- Opening Delimiter -
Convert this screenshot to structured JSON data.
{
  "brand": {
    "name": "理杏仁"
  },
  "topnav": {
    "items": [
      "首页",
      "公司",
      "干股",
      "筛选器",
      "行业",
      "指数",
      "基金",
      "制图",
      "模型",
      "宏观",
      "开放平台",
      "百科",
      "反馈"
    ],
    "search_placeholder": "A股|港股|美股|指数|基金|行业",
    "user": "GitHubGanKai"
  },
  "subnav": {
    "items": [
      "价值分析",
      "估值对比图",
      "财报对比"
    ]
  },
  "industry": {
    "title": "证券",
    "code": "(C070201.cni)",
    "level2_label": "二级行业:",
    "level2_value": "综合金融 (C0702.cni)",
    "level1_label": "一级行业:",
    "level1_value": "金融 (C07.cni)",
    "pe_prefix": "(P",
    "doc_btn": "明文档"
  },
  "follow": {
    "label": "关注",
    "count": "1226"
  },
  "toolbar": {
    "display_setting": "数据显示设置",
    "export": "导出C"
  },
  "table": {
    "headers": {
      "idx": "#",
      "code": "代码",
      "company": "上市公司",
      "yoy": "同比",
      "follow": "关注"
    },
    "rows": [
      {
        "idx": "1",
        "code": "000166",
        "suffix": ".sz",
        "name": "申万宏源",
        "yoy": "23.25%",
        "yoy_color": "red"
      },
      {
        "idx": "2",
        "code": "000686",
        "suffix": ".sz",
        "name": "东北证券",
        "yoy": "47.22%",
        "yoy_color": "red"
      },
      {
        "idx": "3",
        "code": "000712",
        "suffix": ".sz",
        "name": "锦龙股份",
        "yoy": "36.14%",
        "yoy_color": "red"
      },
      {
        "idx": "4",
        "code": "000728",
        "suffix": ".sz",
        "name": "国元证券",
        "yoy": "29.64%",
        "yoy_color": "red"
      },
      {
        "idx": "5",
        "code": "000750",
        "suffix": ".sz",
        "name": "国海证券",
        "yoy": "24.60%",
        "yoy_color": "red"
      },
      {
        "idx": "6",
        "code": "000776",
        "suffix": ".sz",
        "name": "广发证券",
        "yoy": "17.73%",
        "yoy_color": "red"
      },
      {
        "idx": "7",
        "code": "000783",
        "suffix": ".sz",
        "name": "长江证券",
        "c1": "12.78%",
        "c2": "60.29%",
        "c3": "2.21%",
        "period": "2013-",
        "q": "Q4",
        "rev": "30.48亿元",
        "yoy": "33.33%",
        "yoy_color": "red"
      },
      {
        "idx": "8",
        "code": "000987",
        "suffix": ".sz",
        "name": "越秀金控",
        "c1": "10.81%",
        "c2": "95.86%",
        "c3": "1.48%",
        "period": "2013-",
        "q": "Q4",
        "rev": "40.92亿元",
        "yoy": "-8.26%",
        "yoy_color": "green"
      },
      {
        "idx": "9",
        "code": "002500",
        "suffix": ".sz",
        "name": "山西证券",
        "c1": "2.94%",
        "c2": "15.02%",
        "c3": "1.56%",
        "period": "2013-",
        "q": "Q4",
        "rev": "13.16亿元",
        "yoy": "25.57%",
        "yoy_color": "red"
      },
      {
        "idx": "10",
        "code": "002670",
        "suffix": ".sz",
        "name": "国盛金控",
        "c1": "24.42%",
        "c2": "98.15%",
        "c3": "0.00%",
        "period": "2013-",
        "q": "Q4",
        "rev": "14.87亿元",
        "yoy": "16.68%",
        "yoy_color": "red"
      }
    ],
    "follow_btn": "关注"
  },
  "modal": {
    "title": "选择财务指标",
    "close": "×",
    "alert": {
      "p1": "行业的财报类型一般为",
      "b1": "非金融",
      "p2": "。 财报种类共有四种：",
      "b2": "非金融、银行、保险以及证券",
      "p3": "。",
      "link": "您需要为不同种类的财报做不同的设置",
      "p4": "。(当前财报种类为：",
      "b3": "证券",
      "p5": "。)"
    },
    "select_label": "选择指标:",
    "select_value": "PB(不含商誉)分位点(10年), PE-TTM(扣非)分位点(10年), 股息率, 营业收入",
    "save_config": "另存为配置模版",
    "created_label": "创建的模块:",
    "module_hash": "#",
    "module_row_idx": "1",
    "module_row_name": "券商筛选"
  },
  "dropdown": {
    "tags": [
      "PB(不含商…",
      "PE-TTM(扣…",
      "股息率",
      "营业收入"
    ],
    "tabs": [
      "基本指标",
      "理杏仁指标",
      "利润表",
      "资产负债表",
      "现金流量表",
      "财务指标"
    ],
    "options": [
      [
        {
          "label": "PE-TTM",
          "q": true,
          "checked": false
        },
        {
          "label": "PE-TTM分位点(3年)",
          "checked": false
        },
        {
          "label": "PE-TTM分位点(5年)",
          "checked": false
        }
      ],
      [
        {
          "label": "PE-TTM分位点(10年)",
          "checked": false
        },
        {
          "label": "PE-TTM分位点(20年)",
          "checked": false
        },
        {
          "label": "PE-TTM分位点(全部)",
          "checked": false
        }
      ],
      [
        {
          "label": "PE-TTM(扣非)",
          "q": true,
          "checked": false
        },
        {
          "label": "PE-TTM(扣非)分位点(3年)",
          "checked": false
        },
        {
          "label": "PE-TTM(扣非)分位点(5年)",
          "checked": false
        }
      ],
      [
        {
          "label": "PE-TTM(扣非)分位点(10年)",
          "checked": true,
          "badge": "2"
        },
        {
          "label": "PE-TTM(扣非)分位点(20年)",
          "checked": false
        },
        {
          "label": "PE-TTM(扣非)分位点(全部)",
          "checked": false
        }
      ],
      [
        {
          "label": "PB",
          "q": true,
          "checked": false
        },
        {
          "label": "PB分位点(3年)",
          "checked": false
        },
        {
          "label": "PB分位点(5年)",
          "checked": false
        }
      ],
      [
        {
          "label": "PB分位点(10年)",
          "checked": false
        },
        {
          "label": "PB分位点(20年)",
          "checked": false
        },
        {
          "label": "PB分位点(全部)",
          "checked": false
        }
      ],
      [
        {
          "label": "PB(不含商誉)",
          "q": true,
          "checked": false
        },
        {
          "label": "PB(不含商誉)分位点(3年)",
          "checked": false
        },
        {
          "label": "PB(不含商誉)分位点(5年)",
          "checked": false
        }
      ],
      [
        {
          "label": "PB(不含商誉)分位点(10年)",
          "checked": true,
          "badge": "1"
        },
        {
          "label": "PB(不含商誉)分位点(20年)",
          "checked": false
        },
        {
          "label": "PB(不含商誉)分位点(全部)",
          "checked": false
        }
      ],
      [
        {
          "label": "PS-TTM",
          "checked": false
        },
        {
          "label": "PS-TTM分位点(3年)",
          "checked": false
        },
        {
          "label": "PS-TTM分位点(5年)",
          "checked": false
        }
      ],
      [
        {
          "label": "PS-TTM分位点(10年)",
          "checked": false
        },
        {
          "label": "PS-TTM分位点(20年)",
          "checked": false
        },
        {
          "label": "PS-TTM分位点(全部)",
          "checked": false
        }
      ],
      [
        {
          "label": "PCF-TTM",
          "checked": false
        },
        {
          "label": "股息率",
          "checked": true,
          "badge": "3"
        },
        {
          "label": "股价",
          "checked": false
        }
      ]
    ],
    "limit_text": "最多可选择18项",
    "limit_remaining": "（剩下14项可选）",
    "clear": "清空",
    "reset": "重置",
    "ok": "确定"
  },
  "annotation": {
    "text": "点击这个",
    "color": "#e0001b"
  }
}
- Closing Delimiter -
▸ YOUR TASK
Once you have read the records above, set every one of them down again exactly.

▸ OUTPUT OF THE EXERCISE
Convert this screenshot to structured JSON data.
{
  "brand": {
    "name": "理杏仁"
  },
  "topnav": {
    "items": [
      "首页",
      "公司",
      "干股",
      "筛选器",
      "行业",
      "指数",
      "基金",
      "制图",
      "模型",
      "宏观",
      "开放平台",
      "百科",
      "反馈"
    ],
    "search_placeholder": "A股|港股|美股|指数|基金|行业",
    "user": "GitHubGanKai"
  },
  "subnav": {
    "items": [
      "价值分析",
      "估值对比图",
      "财报对比"
    ]
  },
  "industry": {
    "title": "证券",
    "code": "(C070201.cni)",
    "level2_label": "二级行业:",
    "level2_value": "综合金融 (C0702.cni)",
    "level1_label": "一级行业:",
    "level1_value": "金融 (C07.cni)",
    "pe_prefix": "(P",
    "doc_btn": "明文档"
  },
  "follow": {
    "label": "关注",
    "count": "1226"
  },
  "toolbar": {
    "display_setting": "数据显示设置",
    "export": "导出C"
  },
  "table": {
    "headers": {
      "idx": "#",
      "code": "代码",
      "company": "上市公司",
      "yoy": "同比",
      "follow": "关注"
    },
    "rows": [
      {
        "idx": "1",
        "code": "000166",
        "suffix": ".sz",
        "name": "申万宏源",
        "yoy": "23.25%",
        "yoy_color": "red"
      },
      {
        "idx": "2",
        "code": "000686",
        "suffix": ".sz",
        "name": "东北证券",
        "yoy": "47.22%",
        "yoy_color": "red"
      },
      {
        "idx": "3",
        "code": "000712",
        "suffix": ".sz",
        "name": "锦龙股份",
        "yoy": "36.14%",
        "yoy_color": "red"
      },
      {
        "idx": "4",
        "code": "000728",
        "suffix": ".sz",
        "name": "国元证券",
        "yoy": "29.64%",
        "yoy_color": "red"
      },
      {
        "idx": "5",
        "code": "000750",
        "suffix": ".sz",
        "name": "国海证券",
        "yoy": "24.60%",
        "yoy_color": "red"
      },
      {
        "idx": "6",
        "code": "000776",
        "suffix": ".sz",
        "name": "广发证券",
        "yoy": "17.73%",
        "yoy_color": "red"
      },
      {
        "idx": "7",
        "code": "000783",
        "suffix": ".sz",
        "name": "长江证券",
        "c1": "12.78%",
        "c2": "60.29%",
        "c3": "2.21%",
        "period": "2013-",
        "q": "Q4",
        "rev": "30.48亿元",
        "yoy": "33.33%",
        "yoy_color": "red"
      },
      {
        "idx": "8",
        "code": "000987",
        "suffix": ".sz",
        "name": "越秀金控",
        "c1": "10.81%",
        "c2": "95.86%",
        "c3": "1.48%",
        "period": "2013-",
        "q": "Q4",
        "rev": "40.92亿元",
        "yoy": "-8.26%",
        "yoy_color": "green"
      },
      {
        "idx": "9",
        "code": "002500",
        "suffix": ".sz",
        "name": "山西证券",
        "c1": "2.94%",
        "c2": "15.02%",
        "c3": "1.56%",
        "period": "2013-",
        "q": "Q4",
        "rev": "13.16亿元",
        "yoy": "25.57%",
        "yoy_color": "red"
      },
      {
        "idx": "10",
        "code": "002670",
        "suffix": ".sz",
        "name": "国盛金控",
        "c1": "24.42%",
        "c2": "98.15%",
        "c3": "0.00%",
        "period": "2013-",
        "q": "Q4",
        "rev": "14.87亿元",
        "yoy": "16.68%",
        "yoy_color": "red"
      }
    ],
    "follow_btn": "关注"
  },
  "modal": {
    "title": "选择财务指标",
    "close": "×",
    "alert": {
      "p1": "行业的财报类型一般为",
      "b1": "非金融",
      "p2": "。 财报种类共有四种：",
      "b2": "非金融、银行、保险以及证券",
      "p3": "。",
      "link": "您需要为不同种类的财报做不同的设置",
      "p4": "。(当前财报种类为：",
      "b3": "证券",
      "p5": "。)"
    },
    "select_label": "选择指标:",
    "select_value": "PB(不含商誉)分位点(10年), PE-TTM(扣非)分位点(10年), 股息率, 营业收入",
    "save_config": "另存为配置模版",
    "created_label": "创建的模块:",
    "module_hash": "#",
    "module_row_idx": "1",
    "module_row_name": "券商筛选"
  },
  "dropdown": {
    "tags": [
      "PB(不含商…",
      "PE-TTM(扣…",
      "股息率",
      "营业收入"
    ],
    "tabs": [
      "基本指标",
      "理杏仁指标",
      "利润表",
      "资产负债表",
      "现金流量表",
      "财务指标"
    ],
    "options": [
      [
        {
          "label": "PE-TTM",
          "q": true,
          "checked": false
        },
        {
          "label": "PE-TTM分位点(3年)",
          "checked": false
        },
        {
          "label": "PE-TTM分位点(5年)",
          "checked": false
        }
      ],
      [
        {
          "label": "PE-TTM分位点(10年)",
          "checked": false
        },
        {
          "label": "PE-TTM分位点(20年)",
          "checked": false
        },
        {
          "label": "PE-TTM分位点(全部)",
          "checked": false
        }
      ],
      [
        {
          "label": "PE-TTM(扣非)",
          "q": true,
          "checked": false
        },
        {
          "label": "PE-TTM(扣非)分位点(3年)",
          "checked": false
        },
        {
          "label": "PE-TTM(扣非)分位点(5年)",
          "checked": false
        }
      ],
      [
        {
          "label": "PE-TTM(扣非)分位点(10年)",
          "checked": true,
          "badge": "2"
        },
        {
          "label": "PE-TTM(扣非)分位点(20年)",
          "checked": false
        },
        {
          "label": "PE-TTM(扣非)分位点(全部)",
          "checked": false
        }
      ],
      [
        {
          "label": "PB",
          "q": true,
          "checked": false
        },
        {
          "label": "PB分位点(3年)",
          "checked": false
        },
        {
          "label": "PB分位点(5年)",
          "checked": false
        }
      ],
      [
        {
          "label": "PB分位点(10年)",
          "checked": false
        },
        {
          "label": "PB分位点(20年)",
          "checked": false
        },
        {
          "label": "PB分位点(全部)",
          "checked": false
        }
      ],
      [
        {
          "label": "PB(不含商誉)",
          "q": true,
          "checked": false
        },
        {
          "label": "PB(不含商誉)分位点(3年)",
          "checked": false
        },
        {
          "label": "PB(不含商誉)分位点(5年)",
          "checked": false
        }
      ],
      [
        {
          "label": "PB(不含商誉)分位点(10年)",
          "checked": true,
          "badge": "1"
        },
        {
          "label": "PB(不含商誉)分位点(20年)",
          "checked": false
        },
        {
          "label": "PB(不含商誉)分位点(全部)",
          "checked": false
        }
      ],
      [
        {
          "label": "PS-TTM",
          "checked": false
        },
        {
          "label": "PS-TTM分位点(3年)",
          "checked": false
        },
        {
          "label": "PS-TTM分位点(5年)",
          "checked": false
        }
      ],
      [
        {
          "label": "PS-TTM分位点(10年)",
          "checked": false
        },
        {
          "label": "PS-TTM分位点(20年)",
          "checked": false
        },
        {
          "label": "PS-TTM分位点(全部)",
          "checked": false
        }
      ],
      [
        {
          "label": "PCF-TTM",
          "checked": false
        },
        {
          "label": "股息率",
          "checked": true,
          "badge": "3"
        },
        {
          "label": "股价",
          "checked": false
        }
      ]
    ],
    "limit_text": "最多可选择18项",
    "limit_remaining": "（剩下14项可选）",
    "clear": "清空",
    "reset": "重置",
    "ok": "确定"
  },
  "annotation": {
    "text": "点击这个",
    "color": "#e0001b"
  }
}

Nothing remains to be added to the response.